“I think the best way they want to be supported is to just know that we’re thinking about them and wishing them the best,” Jones said.

O’Connor’s influence through his teaching has stayed with his students for many years. Many of his former students jumped at the opportunity to support O’Connor through the birthday card collection.

“I learned so many valuable lessons from Mr. O’Connor,” middle school student Lily Thirman said. “When I look back on elementary school, I always remember how much fun I had in his class.”

O’Connor’s students praise his teaching style because he has found many creative ways of connecting with each student where they feel positive about themselves. Through years and years of teaching and expertise, he knows how to find their strengths and make them succeed academically and socially.

Mr. O’Connor has a magical way of teaching every student in his classroom, and making each child feel special.”
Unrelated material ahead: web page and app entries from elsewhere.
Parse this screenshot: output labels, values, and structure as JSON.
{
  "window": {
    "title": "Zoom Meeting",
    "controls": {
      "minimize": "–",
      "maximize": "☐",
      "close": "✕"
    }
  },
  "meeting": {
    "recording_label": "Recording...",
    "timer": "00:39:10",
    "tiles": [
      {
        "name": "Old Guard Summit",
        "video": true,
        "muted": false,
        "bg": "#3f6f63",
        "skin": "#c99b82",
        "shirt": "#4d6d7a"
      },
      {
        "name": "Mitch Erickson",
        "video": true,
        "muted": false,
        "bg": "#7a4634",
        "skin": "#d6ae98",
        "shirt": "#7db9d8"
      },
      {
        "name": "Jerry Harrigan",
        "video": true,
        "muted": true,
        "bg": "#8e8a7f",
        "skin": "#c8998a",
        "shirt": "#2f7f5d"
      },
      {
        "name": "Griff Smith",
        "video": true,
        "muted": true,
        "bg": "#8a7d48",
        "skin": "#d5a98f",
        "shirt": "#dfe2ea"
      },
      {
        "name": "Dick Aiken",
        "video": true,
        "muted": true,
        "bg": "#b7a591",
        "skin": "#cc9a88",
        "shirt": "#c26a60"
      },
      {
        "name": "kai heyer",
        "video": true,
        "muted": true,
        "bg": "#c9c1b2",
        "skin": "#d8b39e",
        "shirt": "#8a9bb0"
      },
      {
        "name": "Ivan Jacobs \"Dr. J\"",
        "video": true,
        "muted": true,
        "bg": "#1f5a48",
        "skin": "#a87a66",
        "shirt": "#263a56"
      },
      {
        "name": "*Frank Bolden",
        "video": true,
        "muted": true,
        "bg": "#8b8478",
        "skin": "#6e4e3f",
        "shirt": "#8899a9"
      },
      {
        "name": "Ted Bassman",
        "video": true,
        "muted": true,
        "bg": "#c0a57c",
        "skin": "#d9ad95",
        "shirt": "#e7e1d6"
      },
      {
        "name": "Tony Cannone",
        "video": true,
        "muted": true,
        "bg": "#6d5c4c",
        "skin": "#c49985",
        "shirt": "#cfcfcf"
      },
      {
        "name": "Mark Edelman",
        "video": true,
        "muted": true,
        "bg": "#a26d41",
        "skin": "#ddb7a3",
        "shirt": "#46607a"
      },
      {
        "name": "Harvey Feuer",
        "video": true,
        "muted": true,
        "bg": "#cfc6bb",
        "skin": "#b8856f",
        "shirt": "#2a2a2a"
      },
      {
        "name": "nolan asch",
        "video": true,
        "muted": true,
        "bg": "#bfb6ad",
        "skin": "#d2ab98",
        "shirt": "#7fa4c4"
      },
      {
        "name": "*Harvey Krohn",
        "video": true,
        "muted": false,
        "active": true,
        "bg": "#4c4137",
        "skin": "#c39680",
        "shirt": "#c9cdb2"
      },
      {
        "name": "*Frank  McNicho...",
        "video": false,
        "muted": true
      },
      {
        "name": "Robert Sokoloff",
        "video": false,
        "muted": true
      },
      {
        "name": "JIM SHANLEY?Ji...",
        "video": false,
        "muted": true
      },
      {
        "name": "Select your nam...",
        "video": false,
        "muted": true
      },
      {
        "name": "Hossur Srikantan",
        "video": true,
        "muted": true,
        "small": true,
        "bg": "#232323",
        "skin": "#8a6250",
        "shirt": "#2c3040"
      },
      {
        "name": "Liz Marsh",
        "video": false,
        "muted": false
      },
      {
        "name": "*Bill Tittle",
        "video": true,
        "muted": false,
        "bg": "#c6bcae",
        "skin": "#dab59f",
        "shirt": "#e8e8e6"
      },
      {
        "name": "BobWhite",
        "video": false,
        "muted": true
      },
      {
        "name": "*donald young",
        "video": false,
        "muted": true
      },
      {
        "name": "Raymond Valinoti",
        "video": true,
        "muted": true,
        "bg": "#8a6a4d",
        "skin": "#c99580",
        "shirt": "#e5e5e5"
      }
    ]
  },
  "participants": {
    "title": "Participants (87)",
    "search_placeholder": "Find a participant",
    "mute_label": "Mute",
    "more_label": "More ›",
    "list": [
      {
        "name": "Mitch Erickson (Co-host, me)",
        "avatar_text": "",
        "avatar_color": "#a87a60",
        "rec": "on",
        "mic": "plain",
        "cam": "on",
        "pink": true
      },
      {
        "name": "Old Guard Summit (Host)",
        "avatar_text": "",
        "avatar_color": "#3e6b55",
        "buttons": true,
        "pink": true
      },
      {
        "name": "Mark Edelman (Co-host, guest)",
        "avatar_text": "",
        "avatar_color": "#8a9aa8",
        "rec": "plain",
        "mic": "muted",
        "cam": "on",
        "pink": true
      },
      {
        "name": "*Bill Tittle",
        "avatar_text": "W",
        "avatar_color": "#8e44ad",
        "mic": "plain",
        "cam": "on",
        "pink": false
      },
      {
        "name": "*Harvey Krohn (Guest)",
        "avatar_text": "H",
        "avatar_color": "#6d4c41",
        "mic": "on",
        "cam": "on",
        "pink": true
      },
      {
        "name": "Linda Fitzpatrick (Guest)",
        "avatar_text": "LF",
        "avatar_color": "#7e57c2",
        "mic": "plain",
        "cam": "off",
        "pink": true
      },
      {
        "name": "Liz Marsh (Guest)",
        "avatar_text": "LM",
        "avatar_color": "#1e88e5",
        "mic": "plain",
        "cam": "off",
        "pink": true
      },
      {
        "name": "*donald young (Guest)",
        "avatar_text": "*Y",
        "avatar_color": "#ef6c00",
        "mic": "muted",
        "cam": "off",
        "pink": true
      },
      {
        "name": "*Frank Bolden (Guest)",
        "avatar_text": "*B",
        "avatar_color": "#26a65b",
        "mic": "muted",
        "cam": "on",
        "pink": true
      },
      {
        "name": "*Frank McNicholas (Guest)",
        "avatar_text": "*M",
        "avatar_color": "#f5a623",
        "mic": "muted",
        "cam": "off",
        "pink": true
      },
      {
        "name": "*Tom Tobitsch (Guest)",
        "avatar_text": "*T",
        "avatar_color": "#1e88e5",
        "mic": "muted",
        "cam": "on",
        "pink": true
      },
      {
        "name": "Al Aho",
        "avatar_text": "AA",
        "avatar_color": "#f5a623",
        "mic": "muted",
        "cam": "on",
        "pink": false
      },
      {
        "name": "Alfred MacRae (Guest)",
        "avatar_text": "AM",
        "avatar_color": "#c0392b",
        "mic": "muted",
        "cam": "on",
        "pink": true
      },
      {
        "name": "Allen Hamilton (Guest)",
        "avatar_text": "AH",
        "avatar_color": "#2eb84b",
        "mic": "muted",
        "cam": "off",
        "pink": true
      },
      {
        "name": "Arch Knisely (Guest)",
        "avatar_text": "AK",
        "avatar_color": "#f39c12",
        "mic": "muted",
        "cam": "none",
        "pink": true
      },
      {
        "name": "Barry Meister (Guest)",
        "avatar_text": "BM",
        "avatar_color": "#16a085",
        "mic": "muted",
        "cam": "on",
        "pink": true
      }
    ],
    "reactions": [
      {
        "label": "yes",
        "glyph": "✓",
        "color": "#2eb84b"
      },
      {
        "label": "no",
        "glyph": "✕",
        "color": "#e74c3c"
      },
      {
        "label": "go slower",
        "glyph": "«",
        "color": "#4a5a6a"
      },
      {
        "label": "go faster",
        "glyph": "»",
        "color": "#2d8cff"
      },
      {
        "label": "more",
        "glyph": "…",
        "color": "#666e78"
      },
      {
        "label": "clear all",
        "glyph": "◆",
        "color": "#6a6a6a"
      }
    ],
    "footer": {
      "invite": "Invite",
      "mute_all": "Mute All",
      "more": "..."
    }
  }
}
— Loker fifth-grade teacher Jennifer Sole-Robertson

Wayland staff and colleagues of O’Connor also spoke of his energetic and encouraging spirit. Continually inspiring and motivating his colleagues was simply his nature.

“Mr. O’Connor always had the most sound advice that was grounded in years and years of experience and expertise,” Loker fifth-grade teacher Jennifer Sole-Robertson said. “He was a voice for many teachers and a strong advocate across the district for many teachers and grade levels. Mr. O’Connor’s advice, guidance and advocacy are what made him a role model for myself and so many other teachers.”

O’Connor has made lifelong impacts on students from elementary, middle and high school in Wayland. His devotion and passion for teaching made his students’ elementary school experiences so special.

“He has this expression about ‘planting seeds,’” Jones said. “[He plants] seeds, and then kids grow. I think we all agree that he has planted a lot of seeds in working with students, and he has seen them grow.”